What the task requires: State the count of lines below in which the word "仅允许群主和管理员" appears, and add nothing.

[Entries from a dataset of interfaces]
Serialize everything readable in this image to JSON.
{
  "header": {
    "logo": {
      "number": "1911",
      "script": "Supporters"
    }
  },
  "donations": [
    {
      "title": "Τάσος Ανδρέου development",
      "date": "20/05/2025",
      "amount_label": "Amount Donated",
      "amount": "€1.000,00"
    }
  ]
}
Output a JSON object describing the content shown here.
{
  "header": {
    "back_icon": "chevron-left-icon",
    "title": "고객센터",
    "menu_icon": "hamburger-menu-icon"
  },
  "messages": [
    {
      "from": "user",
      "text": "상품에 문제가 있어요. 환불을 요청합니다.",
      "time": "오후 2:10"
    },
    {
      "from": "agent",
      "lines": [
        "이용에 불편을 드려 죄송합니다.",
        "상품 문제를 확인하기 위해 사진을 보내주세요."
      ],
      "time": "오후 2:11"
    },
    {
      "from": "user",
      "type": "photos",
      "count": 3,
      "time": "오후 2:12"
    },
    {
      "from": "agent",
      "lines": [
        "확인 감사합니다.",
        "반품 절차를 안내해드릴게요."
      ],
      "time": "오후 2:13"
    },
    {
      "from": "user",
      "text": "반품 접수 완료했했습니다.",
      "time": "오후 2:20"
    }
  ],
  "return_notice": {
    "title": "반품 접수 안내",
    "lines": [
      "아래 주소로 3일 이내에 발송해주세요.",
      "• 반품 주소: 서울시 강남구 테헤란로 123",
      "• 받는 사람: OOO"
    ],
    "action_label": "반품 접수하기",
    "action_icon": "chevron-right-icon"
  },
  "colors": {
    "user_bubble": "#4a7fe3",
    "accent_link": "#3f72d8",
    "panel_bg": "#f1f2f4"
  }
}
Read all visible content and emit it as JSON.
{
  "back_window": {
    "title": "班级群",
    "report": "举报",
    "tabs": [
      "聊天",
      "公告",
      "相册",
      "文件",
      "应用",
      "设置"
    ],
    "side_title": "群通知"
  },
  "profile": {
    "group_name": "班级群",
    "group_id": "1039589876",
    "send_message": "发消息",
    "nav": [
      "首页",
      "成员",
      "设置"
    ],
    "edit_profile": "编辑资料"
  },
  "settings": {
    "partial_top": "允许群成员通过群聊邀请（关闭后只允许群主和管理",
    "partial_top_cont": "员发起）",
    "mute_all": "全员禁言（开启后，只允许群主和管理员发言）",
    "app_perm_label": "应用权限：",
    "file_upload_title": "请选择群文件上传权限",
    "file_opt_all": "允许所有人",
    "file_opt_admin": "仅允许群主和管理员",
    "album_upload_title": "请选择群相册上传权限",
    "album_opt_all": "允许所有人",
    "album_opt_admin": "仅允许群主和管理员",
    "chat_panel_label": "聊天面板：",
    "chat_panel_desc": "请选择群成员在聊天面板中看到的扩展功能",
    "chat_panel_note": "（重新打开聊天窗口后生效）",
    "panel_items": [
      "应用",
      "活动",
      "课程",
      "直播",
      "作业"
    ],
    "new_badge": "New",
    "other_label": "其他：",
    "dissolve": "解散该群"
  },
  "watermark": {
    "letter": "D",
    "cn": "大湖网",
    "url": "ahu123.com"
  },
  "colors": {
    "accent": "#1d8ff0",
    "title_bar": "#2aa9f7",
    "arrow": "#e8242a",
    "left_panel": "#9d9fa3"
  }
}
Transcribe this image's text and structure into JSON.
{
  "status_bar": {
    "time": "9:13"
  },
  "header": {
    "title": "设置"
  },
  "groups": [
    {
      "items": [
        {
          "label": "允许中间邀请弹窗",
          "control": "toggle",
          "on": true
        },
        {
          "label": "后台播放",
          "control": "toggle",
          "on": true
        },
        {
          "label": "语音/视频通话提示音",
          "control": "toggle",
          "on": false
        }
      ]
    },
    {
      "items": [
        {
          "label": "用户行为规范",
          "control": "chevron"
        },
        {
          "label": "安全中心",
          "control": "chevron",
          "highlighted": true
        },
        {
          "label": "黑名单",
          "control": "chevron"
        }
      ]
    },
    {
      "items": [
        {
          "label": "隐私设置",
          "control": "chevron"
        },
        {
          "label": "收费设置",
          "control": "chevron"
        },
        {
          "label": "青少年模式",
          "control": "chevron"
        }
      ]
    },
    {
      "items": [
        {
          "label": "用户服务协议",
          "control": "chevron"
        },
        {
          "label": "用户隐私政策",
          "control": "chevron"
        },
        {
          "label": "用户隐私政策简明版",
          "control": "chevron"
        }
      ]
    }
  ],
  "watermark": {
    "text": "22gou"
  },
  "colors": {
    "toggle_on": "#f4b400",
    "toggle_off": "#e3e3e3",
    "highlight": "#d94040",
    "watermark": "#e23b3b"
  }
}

Task response: 2